(Not Posted - "The War Room" presented instead)
Crazy People (1990)
Description from amazon.com: Emory (Dudley Moore) works in advertising, and is beginning to crack up. His latest idea is honesty, e.g. "Volvos, Yes they are boxy, but they're safe". This doesn't go down too well with the boss, so Emory is sent to a psychiatric hospital to 'recover'. Meanwhile, back at the office, Emory's work is accidentally sent to the printers. His ads are a huge success. But now Emory has fallen for Kathy (another patient) and so doesn't want to leave. Emory (Dudley Moore) works in advertising, and is beginning to crack up. His latest idea is honesty, e.g. "Volvos, Yes they are boxy, but they're safe". This doesn't go down too well with the boss, so Emory is sent to a psychiatric hospital to 'recover'. Meanwhile, back at the office, Emory's work is accidentally sent to the printers. His ads are a huge success. But now Emory has fallen for Kathy (another patient) and so doesn't want to leave. Emory (Dudley Moore) works in advertising, and is beginning to crack up. His latest idea is honesty, e.g. "Volvos, Yes they are boxy, but they're safe". This doesn't go down too well with the boss, so Emory is sent to a psychiatric hospital to 'recover'. Meanwhile, back at the office, Emory's work is accidentally sent to the printers. His ads are a huge success. But now Emory has fallen for Kathy (another patient) and so doesn't want to leave.

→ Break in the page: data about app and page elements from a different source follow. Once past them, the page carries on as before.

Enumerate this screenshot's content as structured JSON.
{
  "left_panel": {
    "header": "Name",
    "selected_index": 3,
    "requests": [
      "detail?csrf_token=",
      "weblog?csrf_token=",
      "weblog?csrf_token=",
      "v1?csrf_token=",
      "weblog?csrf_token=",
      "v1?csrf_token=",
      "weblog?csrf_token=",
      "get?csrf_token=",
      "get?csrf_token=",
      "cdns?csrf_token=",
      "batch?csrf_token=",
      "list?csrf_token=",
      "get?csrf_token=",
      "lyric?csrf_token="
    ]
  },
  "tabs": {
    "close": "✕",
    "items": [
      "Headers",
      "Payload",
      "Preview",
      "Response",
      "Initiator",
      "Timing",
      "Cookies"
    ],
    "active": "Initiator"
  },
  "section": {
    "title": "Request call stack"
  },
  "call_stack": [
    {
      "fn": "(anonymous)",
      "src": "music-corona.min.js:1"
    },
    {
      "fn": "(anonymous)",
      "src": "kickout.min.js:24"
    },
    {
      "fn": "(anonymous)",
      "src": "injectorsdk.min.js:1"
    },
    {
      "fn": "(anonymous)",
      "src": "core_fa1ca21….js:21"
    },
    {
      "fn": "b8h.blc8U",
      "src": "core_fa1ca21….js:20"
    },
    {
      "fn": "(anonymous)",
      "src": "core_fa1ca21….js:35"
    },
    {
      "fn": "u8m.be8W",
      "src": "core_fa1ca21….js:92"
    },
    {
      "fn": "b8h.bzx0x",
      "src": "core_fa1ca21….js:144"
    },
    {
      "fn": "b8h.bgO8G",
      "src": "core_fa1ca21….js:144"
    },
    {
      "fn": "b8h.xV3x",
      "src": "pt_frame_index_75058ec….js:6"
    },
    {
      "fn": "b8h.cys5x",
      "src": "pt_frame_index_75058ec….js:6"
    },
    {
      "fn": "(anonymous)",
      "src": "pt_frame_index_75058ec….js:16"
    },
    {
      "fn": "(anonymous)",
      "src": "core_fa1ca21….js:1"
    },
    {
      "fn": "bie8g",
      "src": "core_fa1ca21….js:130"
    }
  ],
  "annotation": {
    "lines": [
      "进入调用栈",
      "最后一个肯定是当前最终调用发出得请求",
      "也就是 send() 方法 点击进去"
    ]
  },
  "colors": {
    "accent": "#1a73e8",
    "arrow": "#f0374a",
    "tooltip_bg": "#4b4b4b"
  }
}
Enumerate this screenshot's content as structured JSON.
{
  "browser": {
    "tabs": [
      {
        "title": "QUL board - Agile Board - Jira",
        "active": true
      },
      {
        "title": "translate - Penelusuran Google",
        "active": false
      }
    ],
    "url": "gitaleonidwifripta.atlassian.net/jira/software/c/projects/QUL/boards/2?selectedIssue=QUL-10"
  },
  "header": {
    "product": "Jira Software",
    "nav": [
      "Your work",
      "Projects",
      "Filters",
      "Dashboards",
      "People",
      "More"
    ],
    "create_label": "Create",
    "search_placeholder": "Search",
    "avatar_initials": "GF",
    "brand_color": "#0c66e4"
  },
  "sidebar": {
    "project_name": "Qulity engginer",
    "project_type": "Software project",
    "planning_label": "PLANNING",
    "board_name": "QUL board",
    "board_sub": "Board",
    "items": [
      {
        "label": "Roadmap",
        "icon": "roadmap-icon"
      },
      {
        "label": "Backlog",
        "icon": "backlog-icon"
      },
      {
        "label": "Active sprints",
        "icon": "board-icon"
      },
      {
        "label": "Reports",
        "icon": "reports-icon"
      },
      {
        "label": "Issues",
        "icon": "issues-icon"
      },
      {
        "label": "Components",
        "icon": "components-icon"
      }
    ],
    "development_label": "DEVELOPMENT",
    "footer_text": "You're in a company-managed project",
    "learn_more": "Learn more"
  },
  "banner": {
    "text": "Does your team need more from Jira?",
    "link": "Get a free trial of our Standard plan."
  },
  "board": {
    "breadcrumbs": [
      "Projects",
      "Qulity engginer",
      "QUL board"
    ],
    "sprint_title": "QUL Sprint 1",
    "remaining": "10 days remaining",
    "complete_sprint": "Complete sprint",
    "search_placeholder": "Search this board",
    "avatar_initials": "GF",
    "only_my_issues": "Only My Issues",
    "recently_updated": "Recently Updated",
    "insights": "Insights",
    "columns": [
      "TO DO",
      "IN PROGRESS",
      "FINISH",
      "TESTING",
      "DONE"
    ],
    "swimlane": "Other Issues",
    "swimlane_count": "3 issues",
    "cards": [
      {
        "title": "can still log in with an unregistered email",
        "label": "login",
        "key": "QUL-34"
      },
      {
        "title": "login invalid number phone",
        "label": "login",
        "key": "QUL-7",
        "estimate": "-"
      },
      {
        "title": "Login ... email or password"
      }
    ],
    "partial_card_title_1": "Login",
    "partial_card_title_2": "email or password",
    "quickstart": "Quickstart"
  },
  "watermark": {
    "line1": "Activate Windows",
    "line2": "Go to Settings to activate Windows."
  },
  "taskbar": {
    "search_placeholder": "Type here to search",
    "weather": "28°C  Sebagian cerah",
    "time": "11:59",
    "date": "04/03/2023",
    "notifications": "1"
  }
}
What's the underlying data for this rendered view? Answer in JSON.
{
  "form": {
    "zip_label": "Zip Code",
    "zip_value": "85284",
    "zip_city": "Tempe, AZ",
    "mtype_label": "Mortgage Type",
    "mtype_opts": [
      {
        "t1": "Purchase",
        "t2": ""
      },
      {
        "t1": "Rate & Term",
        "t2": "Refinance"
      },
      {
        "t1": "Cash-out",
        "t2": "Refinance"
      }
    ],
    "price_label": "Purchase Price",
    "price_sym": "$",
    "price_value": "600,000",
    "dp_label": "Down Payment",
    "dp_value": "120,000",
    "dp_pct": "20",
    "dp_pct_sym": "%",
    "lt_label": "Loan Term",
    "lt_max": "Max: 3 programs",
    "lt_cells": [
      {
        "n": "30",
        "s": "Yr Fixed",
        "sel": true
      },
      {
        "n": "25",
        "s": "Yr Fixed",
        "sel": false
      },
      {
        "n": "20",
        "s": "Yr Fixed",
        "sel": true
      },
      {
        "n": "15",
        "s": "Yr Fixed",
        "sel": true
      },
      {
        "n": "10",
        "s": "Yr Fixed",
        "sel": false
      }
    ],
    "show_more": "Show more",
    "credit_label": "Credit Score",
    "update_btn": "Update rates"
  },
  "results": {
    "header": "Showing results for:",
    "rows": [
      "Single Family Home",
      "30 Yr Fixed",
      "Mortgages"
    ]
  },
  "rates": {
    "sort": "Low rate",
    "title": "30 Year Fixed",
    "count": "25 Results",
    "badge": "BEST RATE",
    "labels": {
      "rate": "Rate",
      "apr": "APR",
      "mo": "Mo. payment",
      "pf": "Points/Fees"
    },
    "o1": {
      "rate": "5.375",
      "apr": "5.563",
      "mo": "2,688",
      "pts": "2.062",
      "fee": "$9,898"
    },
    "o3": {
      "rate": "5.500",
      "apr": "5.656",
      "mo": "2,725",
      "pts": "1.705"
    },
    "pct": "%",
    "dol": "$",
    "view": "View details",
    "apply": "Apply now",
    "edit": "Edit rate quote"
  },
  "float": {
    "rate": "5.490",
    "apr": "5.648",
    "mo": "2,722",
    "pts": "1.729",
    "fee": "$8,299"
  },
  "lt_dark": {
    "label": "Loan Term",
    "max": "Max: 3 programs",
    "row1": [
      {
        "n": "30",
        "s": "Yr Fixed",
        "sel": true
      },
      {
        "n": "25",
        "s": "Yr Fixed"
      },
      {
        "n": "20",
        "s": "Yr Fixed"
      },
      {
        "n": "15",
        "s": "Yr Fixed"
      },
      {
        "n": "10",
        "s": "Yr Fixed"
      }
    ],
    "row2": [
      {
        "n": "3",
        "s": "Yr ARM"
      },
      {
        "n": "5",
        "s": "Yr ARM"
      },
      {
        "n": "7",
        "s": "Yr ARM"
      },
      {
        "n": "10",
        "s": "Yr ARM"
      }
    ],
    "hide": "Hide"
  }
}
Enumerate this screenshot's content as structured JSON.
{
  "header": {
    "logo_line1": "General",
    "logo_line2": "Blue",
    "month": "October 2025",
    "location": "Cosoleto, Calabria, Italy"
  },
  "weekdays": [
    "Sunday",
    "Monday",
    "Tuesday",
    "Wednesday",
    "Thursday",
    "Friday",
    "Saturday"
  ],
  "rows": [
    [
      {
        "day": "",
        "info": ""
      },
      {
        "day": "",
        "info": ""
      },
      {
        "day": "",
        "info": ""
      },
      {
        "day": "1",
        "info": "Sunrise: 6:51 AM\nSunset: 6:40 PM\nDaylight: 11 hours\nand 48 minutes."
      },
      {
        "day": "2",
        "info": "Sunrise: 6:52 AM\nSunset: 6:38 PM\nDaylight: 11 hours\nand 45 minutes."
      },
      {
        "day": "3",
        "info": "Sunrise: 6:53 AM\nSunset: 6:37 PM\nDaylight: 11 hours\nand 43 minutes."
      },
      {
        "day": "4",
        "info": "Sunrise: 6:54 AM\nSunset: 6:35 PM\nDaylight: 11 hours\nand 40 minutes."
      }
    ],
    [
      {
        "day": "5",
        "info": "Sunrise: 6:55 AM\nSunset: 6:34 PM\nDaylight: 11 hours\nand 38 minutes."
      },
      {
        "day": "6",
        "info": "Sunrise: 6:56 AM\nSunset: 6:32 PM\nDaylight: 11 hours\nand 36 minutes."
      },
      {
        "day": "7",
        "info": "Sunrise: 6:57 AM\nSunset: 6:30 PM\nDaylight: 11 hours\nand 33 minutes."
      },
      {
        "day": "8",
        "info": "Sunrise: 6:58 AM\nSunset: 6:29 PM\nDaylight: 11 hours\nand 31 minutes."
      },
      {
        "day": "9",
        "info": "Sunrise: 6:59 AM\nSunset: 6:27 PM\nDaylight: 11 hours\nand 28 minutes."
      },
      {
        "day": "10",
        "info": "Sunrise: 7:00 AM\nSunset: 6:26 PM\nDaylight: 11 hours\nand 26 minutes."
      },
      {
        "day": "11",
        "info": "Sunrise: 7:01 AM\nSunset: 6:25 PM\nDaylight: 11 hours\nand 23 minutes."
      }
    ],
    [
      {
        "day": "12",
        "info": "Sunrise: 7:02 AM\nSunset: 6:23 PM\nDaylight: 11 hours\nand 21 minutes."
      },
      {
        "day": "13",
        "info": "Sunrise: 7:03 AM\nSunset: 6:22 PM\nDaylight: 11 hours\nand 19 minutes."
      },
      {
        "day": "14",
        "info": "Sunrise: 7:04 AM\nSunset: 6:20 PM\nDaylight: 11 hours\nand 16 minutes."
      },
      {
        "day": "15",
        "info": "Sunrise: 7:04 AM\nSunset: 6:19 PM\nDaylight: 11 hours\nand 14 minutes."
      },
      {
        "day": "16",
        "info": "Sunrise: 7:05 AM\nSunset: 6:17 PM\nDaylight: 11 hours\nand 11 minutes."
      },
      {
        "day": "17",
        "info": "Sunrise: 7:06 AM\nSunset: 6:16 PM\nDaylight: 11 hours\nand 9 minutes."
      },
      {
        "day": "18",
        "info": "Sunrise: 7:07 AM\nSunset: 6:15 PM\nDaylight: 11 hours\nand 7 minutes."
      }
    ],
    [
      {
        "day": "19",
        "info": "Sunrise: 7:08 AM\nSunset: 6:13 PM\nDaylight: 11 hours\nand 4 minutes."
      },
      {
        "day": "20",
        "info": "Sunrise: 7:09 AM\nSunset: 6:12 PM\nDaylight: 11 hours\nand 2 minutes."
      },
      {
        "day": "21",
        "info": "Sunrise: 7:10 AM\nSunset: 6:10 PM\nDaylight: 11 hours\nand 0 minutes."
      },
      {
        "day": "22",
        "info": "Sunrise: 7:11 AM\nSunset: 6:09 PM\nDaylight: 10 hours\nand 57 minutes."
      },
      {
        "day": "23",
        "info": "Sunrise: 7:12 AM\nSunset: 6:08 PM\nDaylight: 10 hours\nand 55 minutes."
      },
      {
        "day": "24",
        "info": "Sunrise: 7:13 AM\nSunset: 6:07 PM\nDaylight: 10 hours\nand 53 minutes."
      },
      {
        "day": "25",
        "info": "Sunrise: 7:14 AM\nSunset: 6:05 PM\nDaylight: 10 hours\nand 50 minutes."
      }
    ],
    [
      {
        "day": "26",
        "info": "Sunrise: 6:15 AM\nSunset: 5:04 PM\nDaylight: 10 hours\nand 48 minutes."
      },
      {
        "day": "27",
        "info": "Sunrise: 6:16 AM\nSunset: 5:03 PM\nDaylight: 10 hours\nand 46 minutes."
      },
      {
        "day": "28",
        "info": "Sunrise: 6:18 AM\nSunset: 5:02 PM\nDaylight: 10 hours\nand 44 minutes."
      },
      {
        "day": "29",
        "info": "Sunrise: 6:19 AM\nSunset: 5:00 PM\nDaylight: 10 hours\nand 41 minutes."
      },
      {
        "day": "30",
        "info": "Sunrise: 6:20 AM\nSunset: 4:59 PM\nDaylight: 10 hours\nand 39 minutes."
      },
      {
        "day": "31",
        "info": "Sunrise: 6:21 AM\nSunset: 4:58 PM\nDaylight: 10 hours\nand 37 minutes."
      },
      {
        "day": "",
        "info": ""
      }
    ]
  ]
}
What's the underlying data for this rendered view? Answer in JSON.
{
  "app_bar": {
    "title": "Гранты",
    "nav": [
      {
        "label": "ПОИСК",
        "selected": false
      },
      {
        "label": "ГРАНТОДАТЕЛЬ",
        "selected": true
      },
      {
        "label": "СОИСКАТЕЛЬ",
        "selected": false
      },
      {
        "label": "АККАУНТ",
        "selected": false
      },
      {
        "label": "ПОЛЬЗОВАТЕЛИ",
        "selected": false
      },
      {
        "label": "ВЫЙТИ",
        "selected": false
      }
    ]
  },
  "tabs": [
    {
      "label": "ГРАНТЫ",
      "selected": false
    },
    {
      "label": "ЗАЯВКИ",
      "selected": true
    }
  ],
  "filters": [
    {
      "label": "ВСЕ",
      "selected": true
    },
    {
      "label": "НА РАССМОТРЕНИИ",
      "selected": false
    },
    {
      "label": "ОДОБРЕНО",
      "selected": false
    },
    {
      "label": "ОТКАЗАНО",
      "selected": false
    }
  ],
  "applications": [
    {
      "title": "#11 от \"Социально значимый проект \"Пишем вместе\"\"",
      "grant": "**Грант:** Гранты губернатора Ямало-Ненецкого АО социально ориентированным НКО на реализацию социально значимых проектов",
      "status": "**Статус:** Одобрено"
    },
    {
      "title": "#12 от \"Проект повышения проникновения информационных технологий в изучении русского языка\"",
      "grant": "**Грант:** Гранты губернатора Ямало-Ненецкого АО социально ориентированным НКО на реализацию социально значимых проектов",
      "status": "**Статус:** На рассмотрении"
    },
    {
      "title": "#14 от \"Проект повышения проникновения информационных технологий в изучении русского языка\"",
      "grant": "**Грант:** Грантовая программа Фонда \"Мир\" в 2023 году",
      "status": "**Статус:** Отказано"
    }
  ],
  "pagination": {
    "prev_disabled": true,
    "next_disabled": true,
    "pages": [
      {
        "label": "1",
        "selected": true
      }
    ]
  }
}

(Extra Credit)
Bombshell (1933)
Description from imdb.com: Lola Burns (Jean Harlow) is at the top of the pile in Hollywood. But life ain't easy, what with her father and brother always hanging around for handouts, and devious studio publicity honcho Space Hanlon cooking up endless lurid newspaper stories. Makes a girl want to give up pictures. From a user comment on imdb.com: "Hilarious! This is one of those quick-witted pre-code comedies with juicy dialogue that hold up to this day. The depression era was, well, depressing enough. Why did censorship have to rob the audience of one of their few joys? Jean Harlow's performance is a pure delight. This may even be her best performance."



More extra credit opportunities:
You may also view and write an annotation on any other film in my list of AdCult films.